“You okay, Drake?” Hudson asked. “You weren’t looking too good a minute ago.”
“I’m fine,” I said. “Just thinking.”
“About none of your business.”
Hudson put his hand on my shoulder. “Okay, man. Just trying to help.”
I wasn’t sure how to respond to that. I don’t know if I can trust him. Given his loudness and tendency to get drunk, I wouldn’t be surprised if he just blurted out my problems in the middle of a crowded bar, with every single Marine in in the unit listening.
He’s lucky to not remember what happened in Hornby’s lab. When we got back to base, everyone was happy to see him, and he was happy to see them. I didn’t really get the same greeting.
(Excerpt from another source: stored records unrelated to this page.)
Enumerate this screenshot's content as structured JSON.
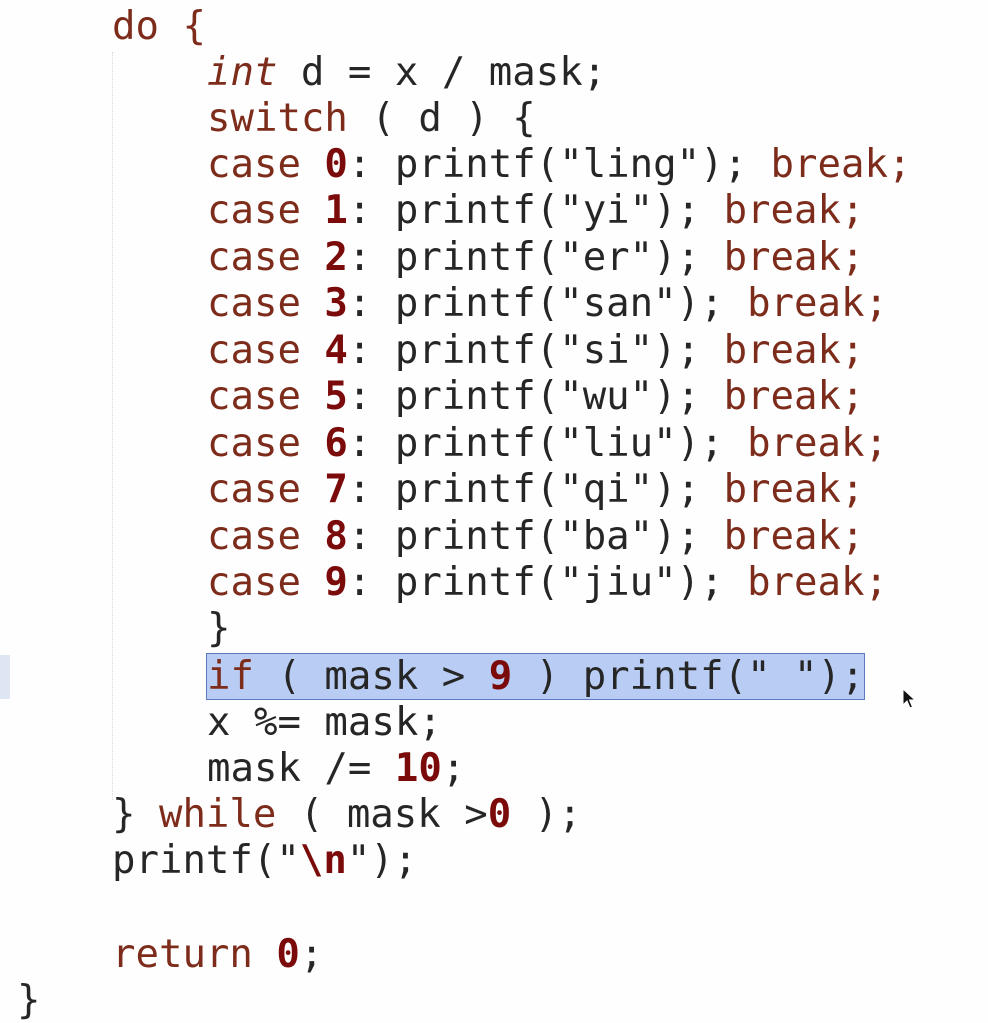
{
  "code": {
    "l1_do": "do {",
    "l2_type": "int",
    "l2_rest": " d = x / mask;",
    "l3_switch": "switch",
    "l3_rest": " ( d ) {",
    "cases": [
      {
        "kw": "case",
        "num": "0",
        "call": ": printf(\"ling\"); ",
        "brk": "break;"
      },
      {
        "kw": "case",
        "num": "1",
        "call": ": printf(\"yi\"); ",
        "brk": "break;"
      },
      {
        "kw": "case",
        "num": "2",
        "call": ": printf(\"er\"); ",
        "brk": "break;"
      },
      {
        "kw": "case",
        "num": "3",
        "call": ": printf(\"san\"); ",
        "brk": "break;"
      },
      {
        "kw": "case",
        "num": "4",
        "call": ": printf(\"si\"); ",
        "brk": "break;"
      },
      {
        "kw": "case",
        "num": "5",
        "call": ": printf(\"wu\"); ",
        "brk": "break;"
      },
      {
        "kw": "case",
        "num": "6",
        "call": ": printf(\"liu\"); ",
        "brk": "break;"
      },
      {
        "kw": "case",
        "num": "7",
        "call": ": printf(\"qi\"); ",
        "brk": "break;"
      },
      {
        "kw": "case",
        "num": "8",
        "call": ": printf(\"ba\"); ",
        "brk": "break;"
      },
      {
        "kw": "case",
        "num": "9",
        "call": ": printf(\"jiu\"); ",
        "brk": "break;"
      }
    ],
    "close_switch": "}",
    "if_kw": "if",
    "if_cond": " ( mask > ",
    "if_num": "9",
    "if_rest": " ) printf(\" \");",
    "mod_line": "x %= mask;",
    "div_pre": "mask /= ",
    "div_num": "10",
    "div_end": ";",
    "while_brace": "} ",
    "while_kw": "while",
    "while_cond": " ( mask >",
    "while_num": "0",
    "while_end": " );",
    "printf_pre": "printf(\"",
    "printf_esc": "\\n",
    "printf_end": "\");",
    "return_kw": "return",
    "return_sp": " ",
    "return_num": "0",
    "return_end": ";",
    "close_func": "}"
  },
  "colors": {
    "keyword": "#7d2c1b",
    "number": "#7b0a0a",
    "selection": "#b9cdf4",
    "text": "#262626"
  },
  "icons": {
    "cursor": "mouse-pointer-icon"
  }
}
Vasquez never greets me excitedly for obvious reasons. She’s not really an excitable person anyway. I was glad to see her, but I didn’t know how to explain what happened the last several weeks. I mean, I already know I have to tell her what’s wrong, but do I tell her I nearly jumped out a window or wanted to give myself up to Hornby’s experiments? I don’t know.
During evening chow, Vasquez put her hand on my knee, and that reminded me of why I didn’t kill myself. Her. She loves me, and I love her. I don’t want to imagine her reaction. I can’t. I have to push through this for her. My thoughts were interrupted by Dietrich complaining that Hudson was being disgusting by putting mustard on a cheesesteak, followed by Spunkmeyer muttering about cheesesteaks being the only good thing Philadelphia has to offer. Just normal mealtime conversations, which I was glad to be witnessing again. Everyone else might be getting back to normal, but I know I wasn’t, and I probably never will.